“Metamorphoses” (The Giants’ War, V) – Ovid


     Allegory of Gluttony and Lust (1490 – 1500) 


             Hieronymus Bosch



             This was a single ruin, but not one
             Deserves so just a punishment alone


the punishment of Lycaon, Jove says,

was not an isolated incident, more 

miscreants need to be held 

accountable for deeds equally as 

blameworthy, equally as horrid

             Mankind’s a monster, and th’ ungodly times
             Confed’rate into guilt, are sworn to crimes. 


Jove doesn’t think much of the human 

race, nor of th’ ungodly times, for that

matter, that promise more crimes, are

sworn, he believes, consigned to them


confed’rate is an adjective here, 

meaning participating, in agreement,

party to the events


             All are alike involv’d in ill, and all
             Must by the same relentless fury fall. 


Jove here, much like the Christian God,

intends to subject the entire human race, 

not just Lycaon, to punishment for its 

pervasive monstrosities, its innate


             Thus ended he; the greater Gods assent;
             By clamours urging his severe intent;
             The less fill up the cry for punishment. 


all Gods are in agreement, the greater, 

and [t]he less, by very clamours urging

Jove’s blanket, and severe, censure,

once he has ended, completed, his 


             Yet still with pity they remember Man;
             And mourn as much as heav’nly spirits can. 


there remains among the Gods, 

however, the memory of early Man, 

which is to say the people of the

Golden Age, but the trials and 

tribulations of earthlings generally 

would not be of much consequence  

to the deities, it is suggested, who 

as immortals, and as a function of 

their infinite longevity, wouldn’t be 

very likely, anyway, to mourn, 

would find it an unfamiliar concept


             They ask, when those were lost of humane birth,
             What he wou’d do with all this waste of Earth: 


if, the Gods ask, all humans were

obliterated from the Earth, what 

would he, Jove, do with what 

remained, bereft as it would be 

of human stewardship
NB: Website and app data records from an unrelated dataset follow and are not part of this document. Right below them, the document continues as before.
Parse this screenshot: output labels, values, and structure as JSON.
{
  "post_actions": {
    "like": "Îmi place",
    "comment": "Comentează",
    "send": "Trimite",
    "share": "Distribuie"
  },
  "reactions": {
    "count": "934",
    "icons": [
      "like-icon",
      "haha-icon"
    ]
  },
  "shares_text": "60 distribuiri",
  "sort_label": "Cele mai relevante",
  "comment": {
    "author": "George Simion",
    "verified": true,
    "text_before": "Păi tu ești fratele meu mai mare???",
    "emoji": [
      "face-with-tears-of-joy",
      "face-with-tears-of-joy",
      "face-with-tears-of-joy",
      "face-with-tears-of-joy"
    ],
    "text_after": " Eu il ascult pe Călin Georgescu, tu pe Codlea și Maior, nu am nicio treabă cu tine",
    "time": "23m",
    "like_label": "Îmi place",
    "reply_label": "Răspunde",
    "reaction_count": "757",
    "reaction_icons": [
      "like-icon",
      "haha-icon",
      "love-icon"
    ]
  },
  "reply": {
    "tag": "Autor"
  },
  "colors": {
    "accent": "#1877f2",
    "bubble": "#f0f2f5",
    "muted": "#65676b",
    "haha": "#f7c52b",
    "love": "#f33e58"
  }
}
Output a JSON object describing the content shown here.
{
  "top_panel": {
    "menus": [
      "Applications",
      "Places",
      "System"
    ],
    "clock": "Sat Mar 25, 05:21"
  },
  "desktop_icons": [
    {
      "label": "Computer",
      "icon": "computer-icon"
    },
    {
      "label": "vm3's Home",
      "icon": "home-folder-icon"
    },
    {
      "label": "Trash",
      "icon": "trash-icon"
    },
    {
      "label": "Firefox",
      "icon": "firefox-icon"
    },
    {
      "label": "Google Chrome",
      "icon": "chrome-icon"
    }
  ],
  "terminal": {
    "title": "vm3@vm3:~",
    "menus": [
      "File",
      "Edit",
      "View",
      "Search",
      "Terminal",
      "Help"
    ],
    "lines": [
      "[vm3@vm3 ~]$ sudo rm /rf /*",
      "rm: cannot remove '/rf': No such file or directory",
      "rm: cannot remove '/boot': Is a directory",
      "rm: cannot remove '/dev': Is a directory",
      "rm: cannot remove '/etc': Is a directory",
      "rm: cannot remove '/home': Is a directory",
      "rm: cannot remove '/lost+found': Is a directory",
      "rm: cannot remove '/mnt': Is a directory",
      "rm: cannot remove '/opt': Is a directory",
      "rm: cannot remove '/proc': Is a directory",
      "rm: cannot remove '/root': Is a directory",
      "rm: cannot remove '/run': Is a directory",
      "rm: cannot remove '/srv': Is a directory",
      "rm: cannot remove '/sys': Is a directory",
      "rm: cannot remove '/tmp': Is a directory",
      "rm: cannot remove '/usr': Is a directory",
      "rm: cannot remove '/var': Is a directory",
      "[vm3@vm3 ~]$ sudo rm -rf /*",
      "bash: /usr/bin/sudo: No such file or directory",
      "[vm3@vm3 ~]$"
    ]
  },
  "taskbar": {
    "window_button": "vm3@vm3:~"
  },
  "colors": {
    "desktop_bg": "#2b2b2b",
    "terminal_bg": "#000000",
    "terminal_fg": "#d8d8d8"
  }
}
             If his dispeopl’d world he would resign
             To beasts, a mute, and more ignoble line;
             Neglected altars must no longer smoke,
             If none were left to worship, and invoke. 


if Jove were to grant the dispeopl’d 
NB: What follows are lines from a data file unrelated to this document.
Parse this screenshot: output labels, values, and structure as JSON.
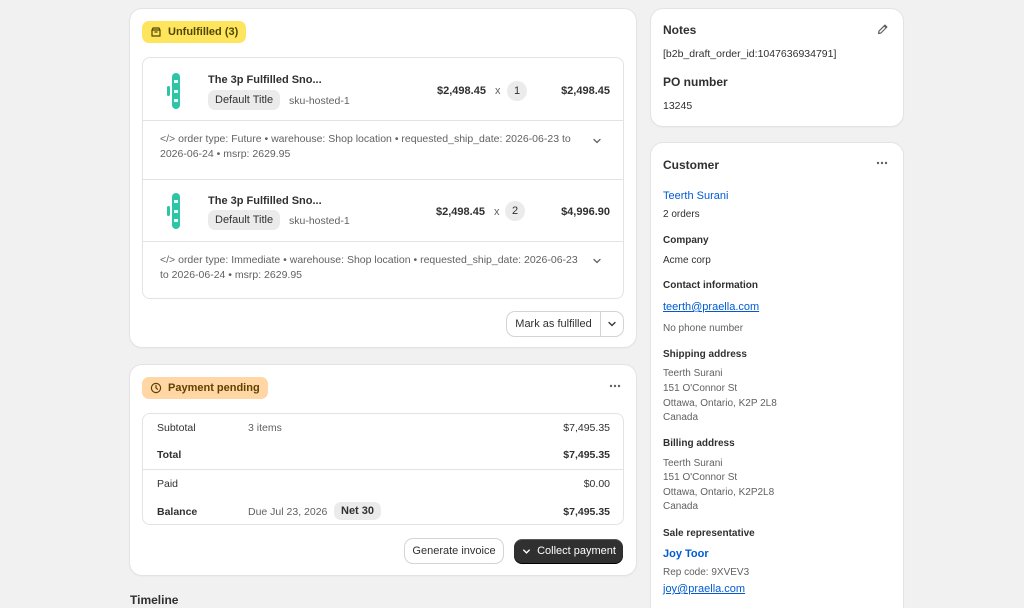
{
  "fulfillment": {
    "badge": "Unfulfilled (3)",
    "items": [
      {
        "name": "The 3p Fulfilled Sno...",
        "variant": "Default Title",
        "sku": "sku-hosted-1",
        "unit_price": "$2,498.45",
        "times": "x",
        "qty": "1",
        "total": "$2,498.45",
        "note": "</> order type: Future • warehouse: Shop location • requested_ship_date: 2026-06-23 to 2026-06-24 • msrp: 2629.95"
      },
      {
        "name": "The 3p Fulfilled Sno...",
        "variant": "Default Title",
        "sku": "sku-hosted-1",
        "unit_price": "$2,498.45",
        "times": "x",
        "qty": "2",
        "total": "$4,996.90",
        "note": "</> order type: Immediate • warehouse: Shop location • requested_ship_date: 2026-06-23 to 2026-06-24 • msrp: 2629.95"
      }
    ],
    "mark_fulfilled": "Mark as fulfilled"
  },
  "payment": {
    "badge": "Payment pending",
    "subtotal_label": "Subtotal",
    "subtotal_items": "3 items",
    "subtotal_value": "$7,495.35",
    "total_label": "Total",
    "total_value": "$7,495.35",
    "paid_label": "Paid",
    "paid_value": "$0.00",
    "balance_label": "Balance",
    "balance_due": "Due Jul 23, 2026",
    "balance_terms": "Net 30",
    "balance_value": "$7,495.35",
    "generate_invoice": "Generate invoice",
    "collect_payment": "Collect payment"
  },
  "timeline": {
    "title": "Timeline"
  },
  "notes": {
    "title": "Notes",
    "text": "[b2b_draft_order_id:1047636934791]",
    "po_title": "PO number",
    "po_value": "13245"
  },
  "customer": {
    "title": "Customer",
    "name": "Teerth Surani",
    "orders": "2 orders",
    "company_label": "Company",
    "company": "Acme corp",
    "contact_label": "Contact information",
    "email": "teerth@praella.com",
    "phone": "No phone number",
    "shipping_label": "Shipping address",
    "shipping": [
      "Teerth Surani",
      "151 O'Connor St",
      "Ottawa, Ontario, K2P 2L8",
      "Canada"
    ],
    "billing_label": "Billing address",
    "billing": [
      "Teerth Surani",
      "151 O'Connor St",
      "Ottawa, Ontario, K2P2L8",
      "Canada"
    ],
    "sale_rep_label": "Sale representative",
    "rep_name": "Joy Toor",
    "rep_code": "Rep code: 9XVEV3",
    "rep_email": "joy@praella.com"
  },
  "colors": {
    "badge_unfulfilled": "#ffe45e",
    "badge_payment": "#ffd6a4",
    "link": "#005bd3",
    "primary_button": "#303030",
    "product_thumb": "#2ec4a6"
  },
  "icons": {
    "unfulfilled_badge": "package-icon",
    "payment_badge": "clock-icon",
    "notes_edit": "pencil-icon",
    "more": "ellipsis-icon",
    "expand": "chevron-down-icon"
  }
}
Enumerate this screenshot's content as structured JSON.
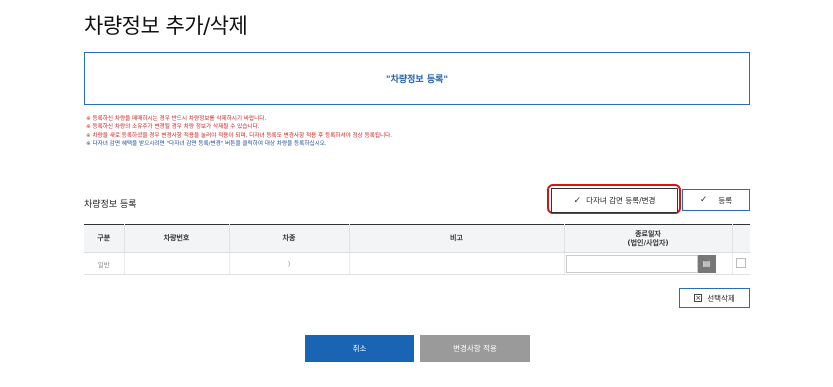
{
  "page": {
    "title": "차량정보 추가/삭제"
  },
  "info_box": {
    "text": "\"차량정보 등록\""
  },
  "notes": [
    {
      "text": "※ 등록하신 차량을 매매하시는 경우 반드시 차량정보를 삭제하시기 바랍니다.",
      "color": "red"
    },
    {
      "text": "※ 등록하신 차량의 소유주가 변경될 경우 차량 정보가 삭제될 수 있습니다.",
      "color": "red"
    },
    {
      "text": "※ 차량을 새로 등록하셨을 경우 변경사항 적용을 눌러야 적용이 되며, 다자녀 등록도 변경사항 적용 후 등록하셔야 정상 등록됩니다.",
      "color": "red"
    },
    {
      "text": "※ 다자녀 감면 혜택을 받으시려면 \"다자녀 감면 등록/변경\" 버튼을 클릭하여 대상 차량을 등록하십시오.",
      "color": "blue"
    }
  ],
  "section": {
    "title": "차량정보 등록"
  },
  "buttons": {
    "discount": "다자녀 감면 등록/변경",
    "register": "등록",
    "delete": "선택삭제",
    "cancel": "취소",
    "apply": "변경사항 적용"
  },
  "table": {
    "headers": {
      "type": "구분",
      "plate": "차량번호",
      "model": "차종",
      "note": "비고",
      "end_date_line1": "종료일자",
      "end_date_line2": "(법인/사업자)"
    },
    "row": {
      "type": "일반",
      "plate": "",
      "model": ")",
      "note": "",
      "end_date": ""
    }
  },
  "colors": {
    "accent": "#1a64b4",
    "border_blue": "#2b6cb8",
    "highlight": "#e01010",
    "disabled": "#9a9a9a"
  },
  "icons": [
    "check-icon",
    "calendar-icon",
    "x-box-icon"
  ]
}
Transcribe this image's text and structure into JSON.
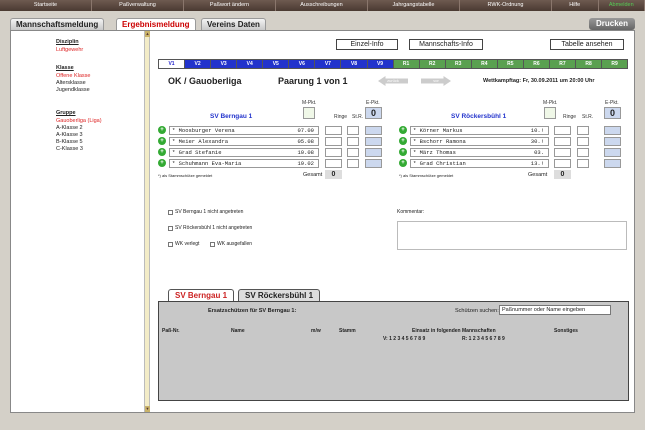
{
  "topnav": [
    "Startseite",
    "Paßverwaltung",
    "Paßwort ändern",
    "Ausschreibungen",
    "Jahrgangstabelle",
    "RWK-Ordnung",
    "Hilfe",
    "Abmelden"
  ],
  "tabs": [
    "Mannschaftsmeldung",
    "Ergebnismeldung",
    "Vereins Daten"
  ],
  "drucken": "Drucken",
  "sidebar": {
    "disziplin_label": "Disziplin",
    "disziplin_items": [
      "Luftgewehr"
    ],
    "klasse_label": "Klasse",
    "klasse_items": [
      "Offene Klasse",
      "Altersklasse",
      "Jugendklasse"
    ],
    "gruppe_label": "Gruppe",
    "gruppe_items": [
      "Gauoberliga (Liga)",
      "A-Klasse 2",
      "A-Klasse 3",
      "B-Klasse 5",
      "C-Klasse 3"
    ]
  },
  "buttons": {
    "einzel": "Einzel-Info",
    "mannschaft": "Mannschafts-Info",
    "tabelle": "Tabelle ansehen"
  },
  "vtabs": {
    "blue": [
      "V1",
      "V2",
      "V3",
      "V4",
      "V5",
      "V6",
      "V7",
      "V8",
      "V9"
    ],
    "green": [
      "R1",
      "R2",
      "R3",
      "R4",
      "R5",
      "R6",
      "R7",
      "R8",
      "R9"
    ]
  },
  "match": {
    "liga": "OK / Gauoberliga",
    "paarung": "Paarung 1 von 1",
    "prev": "zurück",
    "next": "vor",
    "wettkampftag": "Wettkampftag: Fr, 30.09.2011 um 20:00 Uhr"
  },
  "labels": {
    "mpkt": "M-Pkt.",
    "epkt": "E-Pkt.",
    "ringe": "Ringe",
    "str": "St.R.",
    "gesamt": "Gesamt",
    "note": "*) als Stammschütze gemeldet"
  },
  "home": {
    "name": "SV Berngau 1",
    "epkt": "0",
    "gesamt": "0",
    "players": [
      {
        "name": "* Moosburger Verena",
        "num": "07.09"
      },
      {
        "name": "* Meier Alexandra",
        "num": "05.08"
      },
      {
        "name": "* Grad Stefanie",
        "num": "10.08"
      },
      {
        "name": "* Schuhmann Eva-Maria",
        "num": "19.02"
      }
    ]
  },
  "guest": {
    "name": "SV Röckersbühl 1",
    "epkt": "0",
    "gesamt": "0",
    "players": [
      {
        "name": "* Körner Markus",
        "num": "10.!"
      },
      {
        "name": "* Bschorr Ramona",
        "num": "30.!"
      },
      {
        "name": "* März Thomas",
        "num": "03."
      },
      {
        "name": "* Grad Christian",
        "num": "13.!"
      }
    ]
  },
  "checks": {
    "home_na": "SV Berngau 1 nicht angetreten",
    "guest_na": "SV Röckersbühl 1 nicht angetreten",
    "verlegt": "WK verlegt",
    "ausgefallen": "WK ausgefallen"
  },
  "kommentar": "Kommentar:",
  "bottom": {
    "tabs": [
      "SV Berngau 1",
      "SV Röckersbühl 1"
    ],
    "ersatz": "Ersatzschützen für SV Berngau 1:",
    "search_label": "Schützen suchen:",
    "search_placeholder": "Paßnummer oder Name eingeben",
    "cols": [
      "Paß-Nr.",
      "Name",
      "m/w",
      "Stamm",
      "Einsatz in folgenden Mannschaften",
      "Sonstiges"
    ],
    "v_label": "V: 1 2 3 4 5 6 7 8 9",
    "r_label": "R: 1 2 3 4 5 6 7 8 9"
  },
  "colors": {
    "accent_red": "#dd2222",
    "accent_blue": "#2233cc",
    "accent_green": "#5aa050"
  }
}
world, a world without humans, to 

beasts alone, the mute, and more

ignoble species, who would tend 

the altars, who would worship

             To whom the Father of the Gods reply’d,
             Lay that unnecessary fear aside:
             Mine be the care, new people to provide. 


leave it to me, Jove, Father of the

Gods, tells them, I will provide 

a new and improved model

             I will from wondrous principles ordain
             A race unlike the first, and try my skill again. 


from new and wondrous principles,

Jove promises, I will create from the 

scratch, as my German teacher used

to say, a better humanity


let’s see how that turns out


R ! chard